Original Story: Epic has expanded its ongoing legal battle against Apple and Google by filing new complaints in the UK.
The US company has filed a claim to the Competition Appeal Tribunal against each of the mobile platform holders, alleging that both have "abused [their] dominant position" in the market and "engaged in anti-competitive agreements/concerted practices" in both the UK and EU.
The filings were filed on December 8 and 29 respectively, but have only this week been made public by the Tribunal.
Back in August, Epic Games added direct payment options to Fortnite on mobile, avoiding the 30% commission both Apple and Google require as part of their developer agreements.
Both companies then removed Fortnite from their marketplaces, to which Epic responded with anti-trust lawsuits.
Now the firm is calling on the Competition Appeal Tribunal to rule that the removal of Fortnite from these stores was unlawful, as are certain terms in their developer agreements.
Epic Games also wants Fortnite to be restored to both stores, and to be allowed to offer users the option of direct payments.
The filings are largely similar, but there are some variations in Epic's requests based on the differences between the way the two marketplaces operate.
In the case of Apple, Epic wants an order preventing the company from restricting the download of the Epic Games Store to any Apple device in the UK, and an order requiring Apple to lift the requirement that all software must been downloaded and all payments handled through the App Store.
Meanwhile, Epic is asking the Tribunal to order Google to stop imposing the pre-installation of Google Play on all Android devices in the UK and demanding that phone manufacturers prioritise this store over others.
It also wants Google to stop preventing manufacturers from entering into agreements with Epic over pre-installing the Epic Games Store.
Neither filing request damages or financial relief, although does request "such further or other relief as the Tribunal may think fit."
Back in November, a Judge dismissed Apple's claims that Epic was guilty of theft as part of this dispute, instead saying the battle should focus on breach of contract and claims of anti-trust.
Later that month, Apple reduced the commission free on sales and in-app purchases to 15% for developers earning less than $1 million per year.
Epic CEO Tim Sweeney responded that his company is "not fighting for lower commission" but for "fair competition among mobile platform companies, stores, and payment processors."
The judge overseeing the Epic vs Apple case has warned that its ruling could have "serious ramifications" for Nintendo, PlayStation and Xbox, which also operate 'walled garden' ecosystems.
Update: GamesIndustry.biz has received a statement from Epic Games, adding that it will make its case to the Tribunal on January 21.

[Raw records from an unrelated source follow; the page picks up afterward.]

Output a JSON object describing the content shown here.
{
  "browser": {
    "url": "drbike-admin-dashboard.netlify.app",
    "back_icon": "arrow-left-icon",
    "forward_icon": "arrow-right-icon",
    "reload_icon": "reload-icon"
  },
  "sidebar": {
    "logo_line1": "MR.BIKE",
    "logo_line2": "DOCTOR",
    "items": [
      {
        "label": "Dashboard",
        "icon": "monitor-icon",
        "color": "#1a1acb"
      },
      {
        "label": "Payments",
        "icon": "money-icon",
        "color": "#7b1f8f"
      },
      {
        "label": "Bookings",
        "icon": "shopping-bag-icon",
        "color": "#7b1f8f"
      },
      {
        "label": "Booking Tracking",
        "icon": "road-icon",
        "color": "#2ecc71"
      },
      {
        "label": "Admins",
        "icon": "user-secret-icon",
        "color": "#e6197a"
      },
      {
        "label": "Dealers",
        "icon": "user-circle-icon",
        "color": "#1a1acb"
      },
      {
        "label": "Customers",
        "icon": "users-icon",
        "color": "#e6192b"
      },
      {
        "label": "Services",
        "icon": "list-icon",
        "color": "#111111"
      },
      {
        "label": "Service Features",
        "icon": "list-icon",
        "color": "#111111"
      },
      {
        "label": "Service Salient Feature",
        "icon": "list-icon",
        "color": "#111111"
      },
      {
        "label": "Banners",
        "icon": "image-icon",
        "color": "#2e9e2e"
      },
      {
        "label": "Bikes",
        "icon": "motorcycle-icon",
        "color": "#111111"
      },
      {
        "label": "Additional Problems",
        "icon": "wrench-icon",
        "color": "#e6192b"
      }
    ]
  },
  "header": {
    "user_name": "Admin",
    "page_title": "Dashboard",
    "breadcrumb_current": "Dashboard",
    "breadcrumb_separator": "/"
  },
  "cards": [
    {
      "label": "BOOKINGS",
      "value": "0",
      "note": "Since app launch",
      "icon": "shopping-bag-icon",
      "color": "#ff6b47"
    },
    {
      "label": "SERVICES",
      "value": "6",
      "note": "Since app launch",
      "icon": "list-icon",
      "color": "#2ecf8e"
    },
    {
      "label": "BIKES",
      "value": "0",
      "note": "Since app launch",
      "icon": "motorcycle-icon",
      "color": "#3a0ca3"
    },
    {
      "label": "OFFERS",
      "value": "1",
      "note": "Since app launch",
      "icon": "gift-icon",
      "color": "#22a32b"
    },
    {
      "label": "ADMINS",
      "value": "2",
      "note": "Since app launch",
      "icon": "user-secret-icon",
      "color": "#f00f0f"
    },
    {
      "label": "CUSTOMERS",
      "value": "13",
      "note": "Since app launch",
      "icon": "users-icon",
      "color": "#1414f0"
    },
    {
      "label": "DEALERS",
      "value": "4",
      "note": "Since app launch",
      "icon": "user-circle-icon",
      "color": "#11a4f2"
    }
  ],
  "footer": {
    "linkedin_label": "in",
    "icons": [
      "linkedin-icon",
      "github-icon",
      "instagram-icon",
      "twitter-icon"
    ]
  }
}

"We believe that this is an important argument to make on behalf of consumers and developers in the UK and around the world who are impacted by Apple and Google's misuse of market power," said VP of communcations and policy Tera Randall.
"Epic is not seeking damages from Apple or Google in the UK, Australia or the US, it is simply seeking fair access and competition that will benefit all consumers."
Update 2: Apple has also released a statement to GamesIndustry.biz, in which the company said:
“For twelve years, the App Store has helped developers turn their brightest ideas into apps that change the world. Our priorities have always been to provide customers with a safe and trusted place to download software and to apply the rules equally to all developers. Epic has been one of the most successful developers on the App Store, growing into a multibillion dollar business that reaches millions of iOS customers around the world, including the United Kingdom.
"In ways a judge has described as deceptive and clandestine, Epic enabled a feature in its app which was not reviewed or approved by Apple, and they did so with the express intent of violating the App Store guidelines that apply equally to every developer and protect customers. Their reckless behavior made pawns of customers, and we look forward to making this clear to courts in the UK.”